*Information provided*
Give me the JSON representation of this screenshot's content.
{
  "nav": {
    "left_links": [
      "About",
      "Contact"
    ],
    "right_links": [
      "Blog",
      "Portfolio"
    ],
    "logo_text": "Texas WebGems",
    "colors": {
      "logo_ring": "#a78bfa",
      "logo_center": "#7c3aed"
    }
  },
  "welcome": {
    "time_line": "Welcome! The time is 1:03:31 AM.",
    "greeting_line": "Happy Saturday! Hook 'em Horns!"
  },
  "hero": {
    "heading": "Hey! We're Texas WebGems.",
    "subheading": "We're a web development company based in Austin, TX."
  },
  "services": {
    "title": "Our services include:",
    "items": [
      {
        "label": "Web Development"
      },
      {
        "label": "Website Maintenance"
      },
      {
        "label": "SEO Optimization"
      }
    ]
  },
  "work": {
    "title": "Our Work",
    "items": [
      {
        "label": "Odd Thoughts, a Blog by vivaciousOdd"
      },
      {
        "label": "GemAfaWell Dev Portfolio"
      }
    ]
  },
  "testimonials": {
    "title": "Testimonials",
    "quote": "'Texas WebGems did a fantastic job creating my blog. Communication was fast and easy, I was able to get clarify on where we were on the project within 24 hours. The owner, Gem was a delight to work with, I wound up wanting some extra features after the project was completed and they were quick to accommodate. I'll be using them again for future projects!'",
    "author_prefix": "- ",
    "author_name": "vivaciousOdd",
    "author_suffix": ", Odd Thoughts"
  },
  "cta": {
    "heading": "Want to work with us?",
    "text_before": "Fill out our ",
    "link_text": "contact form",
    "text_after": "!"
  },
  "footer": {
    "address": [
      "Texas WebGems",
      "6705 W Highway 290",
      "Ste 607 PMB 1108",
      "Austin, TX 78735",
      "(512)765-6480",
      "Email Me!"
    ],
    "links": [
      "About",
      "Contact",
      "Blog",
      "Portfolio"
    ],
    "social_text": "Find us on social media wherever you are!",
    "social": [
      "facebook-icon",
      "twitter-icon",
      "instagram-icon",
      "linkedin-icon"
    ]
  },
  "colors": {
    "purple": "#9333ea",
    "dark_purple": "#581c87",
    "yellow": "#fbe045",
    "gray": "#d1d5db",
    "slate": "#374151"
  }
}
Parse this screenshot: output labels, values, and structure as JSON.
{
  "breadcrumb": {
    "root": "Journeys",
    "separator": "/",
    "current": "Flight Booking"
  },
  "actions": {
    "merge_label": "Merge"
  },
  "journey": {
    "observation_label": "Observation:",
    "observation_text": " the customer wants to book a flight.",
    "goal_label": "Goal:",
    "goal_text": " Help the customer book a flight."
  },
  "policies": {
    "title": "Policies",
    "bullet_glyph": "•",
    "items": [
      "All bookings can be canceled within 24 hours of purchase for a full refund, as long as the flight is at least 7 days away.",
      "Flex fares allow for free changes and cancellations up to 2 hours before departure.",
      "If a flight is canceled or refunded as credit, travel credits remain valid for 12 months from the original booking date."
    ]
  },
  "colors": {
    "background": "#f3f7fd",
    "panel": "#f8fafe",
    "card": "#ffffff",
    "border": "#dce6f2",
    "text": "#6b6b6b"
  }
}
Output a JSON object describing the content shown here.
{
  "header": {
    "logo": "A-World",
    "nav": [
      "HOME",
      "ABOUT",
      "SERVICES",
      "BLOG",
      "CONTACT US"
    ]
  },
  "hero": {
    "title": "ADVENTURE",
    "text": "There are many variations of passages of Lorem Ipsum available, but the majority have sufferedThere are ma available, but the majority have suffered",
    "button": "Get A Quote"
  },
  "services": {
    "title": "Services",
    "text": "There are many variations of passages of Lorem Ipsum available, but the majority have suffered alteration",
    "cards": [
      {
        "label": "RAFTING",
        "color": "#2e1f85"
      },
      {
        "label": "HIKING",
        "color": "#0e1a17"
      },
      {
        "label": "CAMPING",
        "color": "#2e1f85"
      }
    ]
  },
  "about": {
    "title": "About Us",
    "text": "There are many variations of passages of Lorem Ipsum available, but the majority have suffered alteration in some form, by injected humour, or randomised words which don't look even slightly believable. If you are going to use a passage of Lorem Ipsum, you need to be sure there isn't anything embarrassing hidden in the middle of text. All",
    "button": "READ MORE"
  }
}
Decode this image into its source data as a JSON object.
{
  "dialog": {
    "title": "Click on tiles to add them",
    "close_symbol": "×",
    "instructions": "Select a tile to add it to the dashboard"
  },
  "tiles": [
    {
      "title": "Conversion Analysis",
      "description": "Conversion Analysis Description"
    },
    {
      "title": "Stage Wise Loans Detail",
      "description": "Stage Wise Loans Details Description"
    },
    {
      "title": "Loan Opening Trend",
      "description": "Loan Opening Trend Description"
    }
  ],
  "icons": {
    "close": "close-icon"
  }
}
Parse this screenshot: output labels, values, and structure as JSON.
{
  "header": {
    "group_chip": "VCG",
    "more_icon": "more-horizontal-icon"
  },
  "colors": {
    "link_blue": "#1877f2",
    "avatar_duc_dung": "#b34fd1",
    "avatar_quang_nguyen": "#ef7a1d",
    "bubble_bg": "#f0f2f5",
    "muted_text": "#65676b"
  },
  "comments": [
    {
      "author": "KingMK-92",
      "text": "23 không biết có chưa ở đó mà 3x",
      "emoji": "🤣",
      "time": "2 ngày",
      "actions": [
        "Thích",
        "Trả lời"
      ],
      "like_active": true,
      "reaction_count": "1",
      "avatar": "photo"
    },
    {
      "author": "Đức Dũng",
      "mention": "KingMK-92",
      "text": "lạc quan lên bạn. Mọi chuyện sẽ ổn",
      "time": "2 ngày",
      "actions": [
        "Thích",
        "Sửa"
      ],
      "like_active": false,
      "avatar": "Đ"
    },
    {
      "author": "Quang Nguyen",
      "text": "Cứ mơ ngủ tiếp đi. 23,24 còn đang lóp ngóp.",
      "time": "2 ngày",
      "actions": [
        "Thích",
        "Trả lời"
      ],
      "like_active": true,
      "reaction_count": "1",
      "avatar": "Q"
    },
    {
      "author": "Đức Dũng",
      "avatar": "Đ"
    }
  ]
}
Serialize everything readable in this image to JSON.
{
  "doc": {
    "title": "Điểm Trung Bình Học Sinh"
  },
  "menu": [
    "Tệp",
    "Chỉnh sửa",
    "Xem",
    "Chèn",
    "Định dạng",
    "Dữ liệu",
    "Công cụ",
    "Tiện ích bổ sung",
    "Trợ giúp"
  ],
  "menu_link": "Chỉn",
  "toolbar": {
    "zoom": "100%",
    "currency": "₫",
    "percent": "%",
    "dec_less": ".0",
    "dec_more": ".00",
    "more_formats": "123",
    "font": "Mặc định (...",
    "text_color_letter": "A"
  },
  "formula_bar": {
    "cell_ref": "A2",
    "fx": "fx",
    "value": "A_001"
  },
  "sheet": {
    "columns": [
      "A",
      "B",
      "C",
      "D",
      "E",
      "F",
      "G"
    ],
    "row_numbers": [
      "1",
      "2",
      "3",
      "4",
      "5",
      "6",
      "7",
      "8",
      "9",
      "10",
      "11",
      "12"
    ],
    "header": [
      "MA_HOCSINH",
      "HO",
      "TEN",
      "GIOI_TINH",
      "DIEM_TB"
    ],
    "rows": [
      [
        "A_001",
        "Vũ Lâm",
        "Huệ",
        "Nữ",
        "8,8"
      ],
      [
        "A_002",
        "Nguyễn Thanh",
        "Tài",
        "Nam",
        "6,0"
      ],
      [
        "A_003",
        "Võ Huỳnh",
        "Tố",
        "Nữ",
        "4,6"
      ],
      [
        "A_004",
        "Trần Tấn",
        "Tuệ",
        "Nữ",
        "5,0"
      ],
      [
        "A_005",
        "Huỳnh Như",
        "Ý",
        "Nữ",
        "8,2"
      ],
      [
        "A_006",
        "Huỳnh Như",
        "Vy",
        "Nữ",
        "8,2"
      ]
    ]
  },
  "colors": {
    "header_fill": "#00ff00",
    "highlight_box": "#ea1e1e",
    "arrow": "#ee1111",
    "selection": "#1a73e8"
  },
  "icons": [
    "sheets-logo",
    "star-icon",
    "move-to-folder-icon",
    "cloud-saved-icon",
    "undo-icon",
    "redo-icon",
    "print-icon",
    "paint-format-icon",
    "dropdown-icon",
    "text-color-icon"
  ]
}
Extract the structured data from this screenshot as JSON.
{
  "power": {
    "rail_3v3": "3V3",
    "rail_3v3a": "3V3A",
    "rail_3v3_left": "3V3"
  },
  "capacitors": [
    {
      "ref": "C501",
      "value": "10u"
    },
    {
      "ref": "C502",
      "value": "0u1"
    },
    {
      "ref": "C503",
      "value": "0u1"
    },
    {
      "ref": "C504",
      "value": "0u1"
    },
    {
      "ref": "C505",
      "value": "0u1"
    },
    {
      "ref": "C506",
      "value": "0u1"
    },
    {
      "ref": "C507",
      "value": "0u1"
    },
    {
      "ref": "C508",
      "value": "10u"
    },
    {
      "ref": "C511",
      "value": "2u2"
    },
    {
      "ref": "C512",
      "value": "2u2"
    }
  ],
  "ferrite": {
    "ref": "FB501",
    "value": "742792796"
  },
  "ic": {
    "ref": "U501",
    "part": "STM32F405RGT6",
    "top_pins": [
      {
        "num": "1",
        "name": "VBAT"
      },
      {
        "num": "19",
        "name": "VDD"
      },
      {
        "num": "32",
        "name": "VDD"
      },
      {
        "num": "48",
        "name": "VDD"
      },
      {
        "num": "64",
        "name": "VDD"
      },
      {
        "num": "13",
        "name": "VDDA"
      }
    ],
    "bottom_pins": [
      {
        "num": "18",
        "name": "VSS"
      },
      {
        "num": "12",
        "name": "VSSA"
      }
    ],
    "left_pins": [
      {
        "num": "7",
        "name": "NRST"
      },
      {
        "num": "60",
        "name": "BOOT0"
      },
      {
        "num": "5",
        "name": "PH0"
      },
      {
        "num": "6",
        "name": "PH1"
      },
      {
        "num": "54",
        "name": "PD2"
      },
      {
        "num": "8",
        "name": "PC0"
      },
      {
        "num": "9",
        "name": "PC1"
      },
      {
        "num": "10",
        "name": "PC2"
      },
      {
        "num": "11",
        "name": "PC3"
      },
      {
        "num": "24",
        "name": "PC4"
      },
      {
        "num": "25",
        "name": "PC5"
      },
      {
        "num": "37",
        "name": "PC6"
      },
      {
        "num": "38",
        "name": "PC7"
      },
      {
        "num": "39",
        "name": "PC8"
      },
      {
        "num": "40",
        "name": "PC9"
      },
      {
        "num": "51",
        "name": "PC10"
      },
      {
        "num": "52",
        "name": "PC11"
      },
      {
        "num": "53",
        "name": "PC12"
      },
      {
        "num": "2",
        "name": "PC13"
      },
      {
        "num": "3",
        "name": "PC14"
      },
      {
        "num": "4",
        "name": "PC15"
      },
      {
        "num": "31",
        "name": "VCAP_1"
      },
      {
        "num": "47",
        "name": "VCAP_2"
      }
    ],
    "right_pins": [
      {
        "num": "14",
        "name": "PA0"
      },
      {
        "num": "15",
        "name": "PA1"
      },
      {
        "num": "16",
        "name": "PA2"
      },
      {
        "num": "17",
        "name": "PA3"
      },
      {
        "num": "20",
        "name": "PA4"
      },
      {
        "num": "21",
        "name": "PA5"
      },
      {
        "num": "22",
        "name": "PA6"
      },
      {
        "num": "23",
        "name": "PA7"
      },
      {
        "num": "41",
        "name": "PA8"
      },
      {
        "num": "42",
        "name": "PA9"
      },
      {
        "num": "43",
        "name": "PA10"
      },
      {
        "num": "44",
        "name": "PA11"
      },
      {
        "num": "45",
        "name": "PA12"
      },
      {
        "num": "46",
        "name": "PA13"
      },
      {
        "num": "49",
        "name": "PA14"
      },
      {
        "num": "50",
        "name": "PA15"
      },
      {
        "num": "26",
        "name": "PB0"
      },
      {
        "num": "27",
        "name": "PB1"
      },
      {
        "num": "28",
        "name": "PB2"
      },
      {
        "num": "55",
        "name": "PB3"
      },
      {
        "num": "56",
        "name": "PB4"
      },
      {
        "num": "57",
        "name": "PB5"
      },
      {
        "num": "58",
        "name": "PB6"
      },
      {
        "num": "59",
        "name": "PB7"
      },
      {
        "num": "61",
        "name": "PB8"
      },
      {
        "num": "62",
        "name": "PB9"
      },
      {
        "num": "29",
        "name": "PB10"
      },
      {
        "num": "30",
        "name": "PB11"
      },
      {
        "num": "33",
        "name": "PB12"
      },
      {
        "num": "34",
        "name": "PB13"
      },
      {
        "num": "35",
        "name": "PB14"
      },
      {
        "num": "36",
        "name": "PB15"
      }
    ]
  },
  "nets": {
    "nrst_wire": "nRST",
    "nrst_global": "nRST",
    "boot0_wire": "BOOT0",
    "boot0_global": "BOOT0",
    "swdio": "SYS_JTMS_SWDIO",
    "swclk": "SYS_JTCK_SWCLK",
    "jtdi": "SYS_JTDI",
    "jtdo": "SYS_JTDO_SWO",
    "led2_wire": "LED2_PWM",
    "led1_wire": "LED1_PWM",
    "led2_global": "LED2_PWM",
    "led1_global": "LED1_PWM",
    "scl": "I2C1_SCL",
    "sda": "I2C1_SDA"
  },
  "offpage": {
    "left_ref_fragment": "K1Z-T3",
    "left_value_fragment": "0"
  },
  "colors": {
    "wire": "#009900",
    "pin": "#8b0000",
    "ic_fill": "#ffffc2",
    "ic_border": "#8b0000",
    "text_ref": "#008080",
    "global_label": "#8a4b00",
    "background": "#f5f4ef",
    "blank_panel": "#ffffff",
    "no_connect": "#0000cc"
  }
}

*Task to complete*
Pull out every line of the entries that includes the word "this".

*Solved problem*
Give me the JSON representation of this screenshot's content.
Parse this screenshot: output labels, values, and structure as JSON.
Decode this image into its source data as a JSON object.
Parse this screenshot: output labels, values, and structure as JSON.
Serialize everything readable in this image to JSON.
Extract the structured data from this screenshot as JSON.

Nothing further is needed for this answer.